• **EXERCISE GOAL**
Please write each record out again word for word.

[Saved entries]
● ● ● ● ●

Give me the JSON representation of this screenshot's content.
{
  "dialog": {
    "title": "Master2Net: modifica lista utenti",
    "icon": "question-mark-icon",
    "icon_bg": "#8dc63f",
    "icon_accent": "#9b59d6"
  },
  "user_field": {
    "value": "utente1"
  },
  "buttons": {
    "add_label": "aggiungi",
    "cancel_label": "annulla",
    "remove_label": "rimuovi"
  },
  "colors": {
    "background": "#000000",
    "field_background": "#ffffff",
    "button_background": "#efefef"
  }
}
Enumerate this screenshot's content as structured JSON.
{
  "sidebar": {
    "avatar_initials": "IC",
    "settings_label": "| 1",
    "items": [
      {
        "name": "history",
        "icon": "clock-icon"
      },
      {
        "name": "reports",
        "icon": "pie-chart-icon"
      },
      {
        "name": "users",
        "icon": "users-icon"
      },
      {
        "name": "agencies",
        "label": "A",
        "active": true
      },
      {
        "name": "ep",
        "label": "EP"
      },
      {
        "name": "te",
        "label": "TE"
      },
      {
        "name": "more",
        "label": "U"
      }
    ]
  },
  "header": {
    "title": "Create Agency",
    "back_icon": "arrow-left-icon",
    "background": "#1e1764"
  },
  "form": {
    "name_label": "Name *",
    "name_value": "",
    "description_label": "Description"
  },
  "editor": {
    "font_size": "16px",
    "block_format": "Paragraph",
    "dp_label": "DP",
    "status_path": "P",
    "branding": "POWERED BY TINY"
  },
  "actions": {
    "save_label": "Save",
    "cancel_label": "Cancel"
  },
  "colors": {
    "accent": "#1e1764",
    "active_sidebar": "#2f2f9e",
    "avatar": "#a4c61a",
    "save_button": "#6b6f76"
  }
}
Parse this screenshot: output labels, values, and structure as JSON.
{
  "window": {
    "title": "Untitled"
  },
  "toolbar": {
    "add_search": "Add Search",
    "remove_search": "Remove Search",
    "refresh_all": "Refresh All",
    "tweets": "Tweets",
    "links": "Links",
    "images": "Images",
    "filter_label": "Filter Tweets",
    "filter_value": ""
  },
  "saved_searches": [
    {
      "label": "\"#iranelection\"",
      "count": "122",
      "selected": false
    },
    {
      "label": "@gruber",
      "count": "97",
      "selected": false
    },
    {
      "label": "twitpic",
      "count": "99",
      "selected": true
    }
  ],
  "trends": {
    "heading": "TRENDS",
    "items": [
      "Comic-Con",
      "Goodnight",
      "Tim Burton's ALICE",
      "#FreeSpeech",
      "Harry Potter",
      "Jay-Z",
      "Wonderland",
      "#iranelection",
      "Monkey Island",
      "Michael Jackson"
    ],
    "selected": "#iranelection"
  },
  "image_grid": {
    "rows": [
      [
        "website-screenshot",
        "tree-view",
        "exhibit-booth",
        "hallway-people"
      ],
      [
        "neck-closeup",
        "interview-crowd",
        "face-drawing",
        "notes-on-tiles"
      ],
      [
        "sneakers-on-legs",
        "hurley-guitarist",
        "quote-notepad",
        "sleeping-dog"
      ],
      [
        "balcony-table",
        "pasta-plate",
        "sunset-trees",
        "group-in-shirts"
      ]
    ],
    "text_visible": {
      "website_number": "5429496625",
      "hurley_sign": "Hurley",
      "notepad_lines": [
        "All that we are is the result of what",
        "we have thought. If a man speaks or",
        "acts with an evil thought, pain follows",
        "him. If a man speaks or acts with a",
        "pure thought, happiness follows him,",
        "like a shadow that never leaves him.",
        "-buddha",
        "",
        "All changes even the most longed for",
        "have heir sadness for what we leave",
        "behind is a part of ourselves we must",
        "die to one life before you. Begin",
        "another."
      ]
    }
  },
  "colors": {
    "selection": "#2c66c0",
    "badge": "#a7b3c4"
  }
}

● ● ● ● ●

• **TASK RESPONSE**
Give me the JSON representation of this screenshot's content.
{
  "dialog": {
    "title": "Master2Net: modifica lista utenti",
    "icon": "question-mark-icon",
    "icon_bg": "#8dc63f",
    "icon_accent": "#9b59d6"
  },
  "user_field": {
    "value": "utente1"
  },
  "buttons": {
    "add_label": "aggiungi",
    "cancel_label": "annulla",
    "remove_label": "rimuovi"
  },
  "colors": {
    "background": "#000000",
    "field_background": "#ffffff",
    "button_background": "#efefef"
  }
}
Enumerate this screenshot's content as structured JSON.
{
  "sidebar": {
    "avatar_initials": "IC",
    "settings_label": "| 1",
    "items": [
      {
        "name": "history",
        "icon": "clock-icon"
      },
      {
        "name": "reports",
        "icon": "pie-chart-icon"
      },
      {
        "name": "users",
        "icon": "users-icon"
      },
      {
        "name": "agencies",
        "label": "A",
        "active": true
      },
      {
        "name": "ep",
        "label": "EP"
      },
      {
        "name": "te",
        "label": "TE"
      },
      {
        "name": "more",
        "label": "U"
      }
    ]
  },
  "header": {
    "title": "Create Agency",
    "back_icon": "arrow-left-icon",
    "background": "#1e1764"
  },
  "form": {
    "name_label": "Name *",
    "name_value": "",
    "description_label": "Description"
  },
  "editor": {
    "font_size": "16px",
    "block_format": "Paragraph",
    "dp_label": "DP",
    "status_path": "P",
    "branding": "POWERED BY TINY"
  },
  "actions": {
    "save_label": "Save",
    "cancel_label": "Cancel"
  },
  "colors": {
    "accent": "#1e1764",
    "active_sidebar": "#2f2f9e",
    "avatar": "#a4c61a",
    "save_button": "#6b6f76"
  }
}
Parse this screenshot: output labels, values, and structure as JSON.
{
  "window": {
    "title": "Untitled"
  },
  "toolbar": {
    "add_search": "Add Search",
    "remove_search": "Remove Search",
    "refresh_all": "Refresh All",
    "tweets": "Tweets",
    "links": "Links",
    "images": "Images",
    "filter_label": "Filter Tweets",
    "filter_value": ""
  },
  "saved_searches": [
    {
      "label": "\"#iranelection\"",
      "count": "122",
      "selected": false
    },
    {
      "label": "@gruber",
      "count": "97",
      "selected": false
    },
    {
      "label": "twitpic",
      "count": "99",
      "selected": true
    }
  ],
  "trends": {
    "heading": "TRENDS",
    "items": [
      "Comic-Con",
      "Goodnight",
      "Tim Burton's ALICE",
      "#FreeSpeech",
      "Harry Potter",
      "Jay-Z",
      "Wonderland",
      "#iranelection",
      "Monkey Island",
      "Michael Jackson"
    ],
    "selected": "#iranelection"
  },
  "image_grid": {
    "rows": [
      [
        "website-screenshot",
        "tree-view",
        "exhibit-booth",
        "hallway-people"
      ],
      [
        "neck-closeup",
        "interview-crowd",
        "face-drawing",
        "notes-on-tiles"
      ],
      [
        "sneakers-on-legs",
        "hurley-guitarist",
        "quote-notepad",
        "sleeping-dog"
      ],
      [
        "balcony-table",
        "pasta-plate",
        "sunset-trees",
        "group-in-shirts"
      ]
    ],
    "text_visible": {
      "website_number": "5429496625",
      "hurley_sign": "Hurley",
      "notepad_lines": [
        "All that we are is the result of what",
        "we have thought. If a man speaks or",
        "acts with an evil thought, pain follows",
        "him. If a man speaks or acts with a",
        "pure thought, happiness follows him,",
        "like a shadow that never leaves him.",
        "-buddha",
        "",
        "All changes even the most longed for",
        "have heir sadness for what we leave",
        "behind is a part of ourselves we must",
        "die to one life before you. Begin",
        "another."
      ]
    }
  },
  "colors": {
    "selection": "#2c66c0",
    "badge": "#a7b3c4"
  }
}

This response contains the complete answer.